February 21, 2012 | 1:23 p.m.
By Alennah Westlund '14
Convocation speaker contributes to chapel's "body" series.
Award-winning journalist and author Patricia Raybon recently spoke at Bethel’s 2012 Winter Convocation series. AnneMarie Kooistra, associate professor of history and convocation committee chair, says the committee was drawn to Raybon largely because of her book My First White Friend: Confessions on Love, Race, and Forgiveness.
Raybon’s convocation address described the racism and sexism she encountered throughout her lifetime, and the struggles she faced in deciding to forgive her oppressors. She explained the great anger that built up inside her from years of enduring racist remarks and attitudes, and detailed an epiphany-like experience that encouraged her to forgive these wrongs. She acknowledged the difficulty of this kind of forgiveness, saying that her decision and action could only be done through God’s help. “…She [Raybon] wanted her life to be transformed from one of hate into one of forgiveness,” explains Kooistra.
Raybon’s message of forgiveness and reconciliation encouraged listeners to reflect on their own actions and struggles. She described her deep belief in the power of prayer, urging people into what she called “mountain-moving prayer.” Acknowledging that some battles, such as racial and gender equality, may seem overwhelming, she emphasized the belief that God can do great things through prayer.
Following the convocation presentation, faculty and students were invited to a Q&A forum. In this small-group setting, Raybon encouraged students to “get their own house in order,” in regard to matters of reconciliation. Students who attended said they were encouraged by her honesty and motivated to do some self-examination.

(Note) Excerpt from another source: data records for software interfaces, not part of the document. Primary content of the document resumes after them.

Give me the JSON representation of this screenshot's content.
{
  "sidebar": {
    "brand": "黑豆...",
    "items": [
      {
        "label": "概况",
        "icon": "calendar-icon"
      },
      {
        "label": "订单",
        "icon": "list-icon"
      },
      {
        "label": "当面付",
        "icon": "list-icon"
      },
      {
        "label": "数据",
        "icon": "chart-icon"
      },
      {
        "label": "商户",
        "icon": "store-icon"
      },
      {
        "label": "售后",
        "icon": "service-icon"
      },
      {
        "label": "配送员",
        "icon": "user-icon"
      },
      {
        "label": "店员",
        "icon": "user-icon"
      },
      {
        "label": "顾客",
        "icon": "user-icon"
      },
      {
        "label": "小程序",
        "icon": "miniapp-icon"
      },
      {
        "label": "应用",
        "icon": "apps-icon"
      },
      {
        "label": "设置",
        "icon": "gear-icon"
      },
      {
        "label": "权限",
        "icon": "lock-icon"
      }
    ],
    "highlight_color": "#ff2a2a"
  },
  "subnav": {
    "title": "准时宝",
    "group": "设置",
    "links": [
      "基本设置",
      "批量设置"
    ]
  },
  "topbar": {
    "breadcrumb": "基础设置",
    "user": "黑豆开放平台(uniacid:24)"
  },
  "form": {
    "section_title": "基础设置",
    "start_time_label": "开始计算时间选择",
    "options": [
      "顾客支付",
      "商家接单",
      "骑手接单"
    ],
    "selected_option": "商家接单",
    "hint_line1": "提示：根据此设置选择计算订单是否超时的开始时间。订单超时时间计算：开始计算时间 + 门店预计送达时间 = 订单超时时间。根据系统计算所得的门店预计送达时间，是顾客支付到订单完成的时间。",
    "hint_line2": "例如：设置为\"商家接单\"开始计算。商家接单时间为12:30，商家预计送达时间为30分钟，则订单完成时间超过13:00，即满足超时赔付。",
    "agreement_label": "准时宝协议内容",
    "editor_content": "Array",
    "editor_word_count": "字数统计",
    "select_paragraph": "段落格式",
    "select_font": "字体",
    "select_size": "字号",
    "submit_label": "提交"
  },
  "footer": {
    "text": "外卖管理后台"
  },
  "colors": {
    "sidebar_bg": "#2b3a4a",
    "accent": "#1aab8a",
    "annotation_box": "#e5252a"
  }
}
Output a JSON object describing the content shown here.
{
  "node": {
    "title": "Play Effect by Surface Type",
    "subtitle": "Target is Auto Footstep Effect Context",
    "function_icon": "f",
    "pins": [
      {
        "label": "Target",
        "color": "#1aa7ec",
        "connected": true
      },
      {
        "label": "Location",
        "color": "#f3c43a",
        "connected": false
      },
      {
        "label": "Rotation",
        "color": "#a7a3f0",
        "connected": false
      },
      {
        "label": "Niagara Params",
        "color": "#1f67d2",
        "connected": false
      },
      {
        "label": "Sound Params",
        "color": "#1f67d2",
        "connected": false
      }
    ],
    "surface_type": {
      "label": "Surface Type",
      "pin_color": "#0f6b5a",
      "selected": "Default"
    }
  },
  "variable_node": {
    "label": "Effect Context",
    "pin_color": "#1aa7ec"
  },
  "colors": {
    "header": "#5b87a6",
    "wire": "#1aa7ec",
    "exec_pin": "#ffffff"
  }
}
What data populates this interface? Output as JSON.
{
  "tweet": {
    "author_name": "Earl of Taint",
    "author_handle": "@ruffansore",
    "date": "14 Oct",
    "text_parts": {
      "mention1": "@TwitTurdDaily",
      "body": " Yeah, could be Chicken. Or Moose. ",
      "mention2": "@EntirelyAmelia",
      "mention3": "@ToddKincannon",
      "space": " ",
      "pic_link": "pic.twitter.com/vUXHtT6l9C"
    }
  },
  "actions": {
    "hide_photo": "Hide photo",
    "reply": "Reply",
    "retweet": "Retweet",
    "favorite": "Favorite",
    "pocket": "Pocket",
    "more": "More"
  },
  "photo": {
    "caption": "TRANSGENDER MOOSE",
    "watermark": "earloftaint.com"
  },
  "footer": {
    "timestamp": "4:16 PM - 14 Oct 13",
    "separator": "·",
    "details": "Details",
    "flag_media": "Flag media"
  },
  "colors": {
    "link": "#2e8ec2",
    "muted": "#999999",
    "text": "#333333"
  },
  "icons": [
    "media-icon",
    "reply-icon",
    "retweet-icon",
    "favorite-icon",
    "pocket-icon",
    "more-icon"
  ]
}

Overall, Kooistra notes, this was a great opportunity to invite a diverse range of perspectives and backgrounds to have “a conversation about a topic that can often be somewhat uncomfortable."
Raybon’s latest books include The One Year®: God’s Great Blessings Devotional and Bound for Glory, a tribute to African-American spirituals.